Tally every line in the data that has the word "jedn" and report only the total.

-------- Information shown --------

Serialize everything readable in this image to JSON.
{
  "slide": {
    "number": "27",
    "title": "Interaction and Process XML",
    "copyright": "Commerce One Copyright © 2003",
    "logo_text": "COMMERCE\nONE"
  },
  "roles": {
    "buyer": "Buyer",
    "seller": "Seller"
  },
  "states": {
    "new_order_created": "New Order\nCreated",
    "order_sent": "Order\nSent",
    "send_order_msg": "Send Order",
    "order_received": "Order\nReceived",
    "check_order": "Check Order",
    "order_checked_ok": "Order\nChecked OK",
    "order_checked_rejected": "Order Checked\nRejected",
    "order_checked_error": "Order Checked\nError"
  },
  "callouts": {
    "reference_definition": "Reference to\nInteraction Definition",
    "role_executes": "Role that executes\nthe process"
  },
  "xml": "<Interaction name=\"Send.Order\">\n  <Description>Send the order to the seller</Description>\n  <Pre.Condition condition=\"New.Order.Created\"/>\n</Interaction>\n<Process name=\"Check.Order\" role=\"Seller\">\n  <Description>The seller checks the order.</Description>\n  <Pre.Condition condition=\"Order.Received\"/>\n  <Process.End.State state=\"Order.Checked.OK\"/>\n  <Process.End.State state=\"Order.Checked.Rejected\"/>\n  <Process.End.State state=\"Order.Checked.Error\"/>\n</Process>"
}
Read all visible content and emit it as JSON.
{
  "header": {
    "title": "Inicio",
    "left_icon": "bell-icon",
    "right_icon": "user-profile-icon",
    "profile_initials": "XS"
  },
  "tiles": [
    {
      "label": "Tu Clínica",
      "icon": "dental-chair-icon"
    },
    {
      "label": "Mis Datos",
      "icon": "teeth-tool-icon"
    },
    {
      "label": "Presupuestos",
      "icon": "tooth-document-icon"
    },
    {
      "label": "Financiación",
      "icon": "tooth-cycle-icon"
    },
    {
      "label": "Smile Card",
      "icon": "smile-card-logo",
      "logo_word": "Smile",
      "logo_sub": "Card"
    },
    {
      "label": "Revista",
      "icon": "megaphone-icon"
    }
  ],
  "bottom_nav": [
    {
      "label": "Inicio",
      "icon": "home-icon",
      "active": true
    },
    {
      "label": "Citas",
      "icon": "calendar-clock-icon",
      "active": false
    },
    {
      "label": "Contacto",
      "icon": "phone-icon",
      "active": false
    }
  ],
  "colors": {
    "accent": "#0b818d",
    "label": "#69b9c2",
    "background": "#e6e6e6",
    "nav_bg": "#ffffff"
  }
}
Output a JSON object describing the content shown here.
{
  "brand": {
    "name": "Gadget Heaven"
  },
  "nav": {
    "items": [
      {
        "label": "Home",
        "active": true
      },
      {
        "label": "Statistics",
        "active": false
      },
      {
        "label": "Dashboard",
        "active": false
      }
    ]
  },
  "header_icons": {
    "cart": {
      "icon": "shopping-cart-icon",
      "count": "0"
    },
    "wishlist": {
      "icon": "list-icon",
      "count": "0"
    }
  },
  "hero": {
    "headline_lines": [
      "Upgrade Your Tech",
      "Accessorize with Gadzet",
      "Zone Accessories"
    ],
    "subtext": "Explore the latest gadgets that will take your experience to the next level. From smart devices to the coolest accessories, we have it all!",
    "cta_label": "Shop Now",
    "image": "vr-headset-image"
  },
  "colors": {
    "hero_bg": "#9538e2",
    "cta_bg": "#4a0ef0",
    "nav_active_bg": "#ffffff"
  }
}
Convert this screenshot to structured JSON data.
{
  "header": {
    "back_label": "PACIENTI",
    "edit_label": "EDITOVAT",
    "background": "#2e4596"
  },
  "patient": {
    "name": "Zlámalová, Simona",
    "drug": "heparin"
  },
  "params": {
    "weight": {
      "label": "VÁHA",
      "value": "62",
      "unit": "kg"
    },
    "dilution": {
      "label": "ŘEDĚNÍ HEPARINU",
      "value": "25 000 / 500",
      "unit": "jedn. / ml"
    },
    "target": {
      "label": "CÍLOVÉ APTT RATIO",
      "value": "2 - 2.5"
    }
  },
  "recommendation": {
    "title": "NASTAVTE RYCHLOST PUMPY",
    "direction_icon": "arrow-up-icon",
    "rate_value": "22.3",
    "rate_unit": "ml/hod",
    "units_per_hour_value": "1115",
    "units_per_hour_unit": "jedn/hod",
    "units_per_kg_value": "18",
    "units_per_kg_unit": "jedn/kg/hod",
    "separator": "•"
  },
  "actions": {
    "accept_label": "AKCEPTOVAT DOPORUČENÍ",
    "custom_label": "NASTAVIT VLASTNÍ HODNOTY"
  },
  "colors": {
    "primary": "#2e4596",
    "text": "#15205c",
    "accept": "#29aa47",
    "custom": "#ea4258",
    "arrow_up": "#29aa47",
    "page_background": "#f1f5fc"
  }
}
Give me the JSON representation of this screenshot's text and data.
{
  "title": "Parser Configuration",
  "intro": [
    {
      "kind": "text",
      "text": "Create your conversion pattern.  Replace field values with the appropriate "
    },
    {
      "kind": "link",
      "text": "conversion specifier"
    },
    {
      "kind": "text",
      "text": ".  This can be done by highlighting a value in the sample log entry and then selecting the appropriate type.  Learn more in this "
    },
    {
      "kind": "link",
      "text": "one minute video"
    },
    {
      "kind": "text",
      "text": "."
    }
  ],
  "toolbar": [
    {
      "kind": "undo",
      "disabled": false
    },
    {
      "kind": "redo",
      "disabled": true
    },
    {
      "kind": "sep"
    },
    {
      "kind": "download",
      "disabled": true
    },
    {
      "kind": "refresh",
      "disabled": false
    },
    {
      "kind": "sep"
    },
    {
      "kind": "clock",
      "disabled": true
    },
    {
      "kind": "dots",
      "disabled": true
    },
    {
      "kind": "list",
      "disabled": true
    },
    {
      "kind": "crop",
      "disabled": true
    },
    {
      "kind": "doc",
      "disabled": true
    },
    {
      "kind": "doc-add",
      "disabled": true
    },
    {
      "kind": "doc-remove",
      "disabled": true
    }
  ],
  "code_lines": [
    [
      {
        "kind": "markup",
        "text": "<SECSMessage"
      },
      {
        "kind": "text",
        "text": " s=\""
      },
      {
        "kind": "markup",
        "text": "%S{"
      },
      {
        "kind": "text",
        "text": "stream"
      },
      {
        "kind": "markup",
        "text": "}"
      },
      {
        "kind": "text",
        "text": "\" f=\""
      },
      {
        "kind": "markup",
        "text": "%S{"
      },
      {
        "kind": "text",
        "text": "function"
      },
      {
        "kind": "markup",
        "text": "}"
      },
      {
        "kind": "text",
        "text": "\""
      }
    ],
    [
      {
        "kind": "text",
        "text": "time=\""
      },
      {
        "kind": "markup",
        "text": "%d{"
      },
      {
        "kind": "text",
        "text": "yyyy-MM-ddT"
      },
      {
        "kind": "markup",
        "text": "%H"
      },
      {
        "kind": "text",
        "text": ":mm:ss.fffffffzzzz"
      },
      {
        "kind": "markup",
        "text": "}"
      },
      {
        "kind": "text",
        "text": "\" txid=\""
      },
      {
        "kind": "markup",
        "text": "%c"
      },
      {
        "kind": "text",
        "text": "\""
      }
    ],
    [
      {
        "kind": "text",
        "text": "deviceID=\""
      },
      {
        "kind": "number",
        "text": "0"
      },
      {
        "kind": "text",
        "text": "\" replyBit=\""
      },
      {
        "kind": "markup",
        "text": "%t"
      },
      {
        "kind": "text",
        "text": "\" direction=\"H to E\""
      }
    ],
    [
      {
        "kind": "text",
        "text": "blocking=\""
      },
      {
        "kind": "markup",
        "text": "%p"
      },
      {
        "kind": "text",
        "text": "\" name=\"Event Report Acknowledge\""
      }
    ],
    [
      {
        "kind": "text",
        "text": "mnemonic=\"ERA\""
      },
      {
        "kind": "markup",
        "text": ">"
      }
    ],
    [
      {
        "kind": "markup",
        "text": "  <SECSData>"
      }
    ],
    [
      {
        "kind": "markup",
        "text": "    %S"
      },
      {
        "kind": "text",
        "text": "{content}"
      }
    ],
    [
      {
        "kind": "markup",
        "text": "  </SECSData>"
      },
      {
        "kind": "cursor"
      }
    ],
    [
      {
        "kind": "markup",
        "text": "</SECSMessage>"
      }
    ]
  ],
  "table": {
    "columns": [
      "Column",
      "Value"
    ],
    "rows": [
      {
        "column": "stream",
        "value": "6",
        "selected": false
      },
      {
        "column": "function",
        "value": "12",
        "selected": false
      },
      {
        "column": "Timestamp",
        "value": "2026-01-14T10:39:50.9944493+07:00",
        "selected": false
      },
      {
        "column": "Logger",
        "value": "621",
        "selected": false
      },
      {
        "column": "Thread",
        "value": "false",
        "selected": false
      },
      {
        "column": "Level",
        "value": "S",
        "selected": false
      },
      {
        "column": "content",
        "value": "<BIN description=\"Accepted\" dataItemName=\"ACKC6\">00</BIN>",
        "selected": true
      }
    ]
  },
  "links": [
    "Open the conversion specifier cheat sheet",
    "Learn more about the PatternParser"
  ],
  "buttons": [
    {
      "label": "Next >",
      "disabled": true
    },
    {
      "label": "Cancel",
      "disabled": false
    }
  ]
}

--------

Task answer
3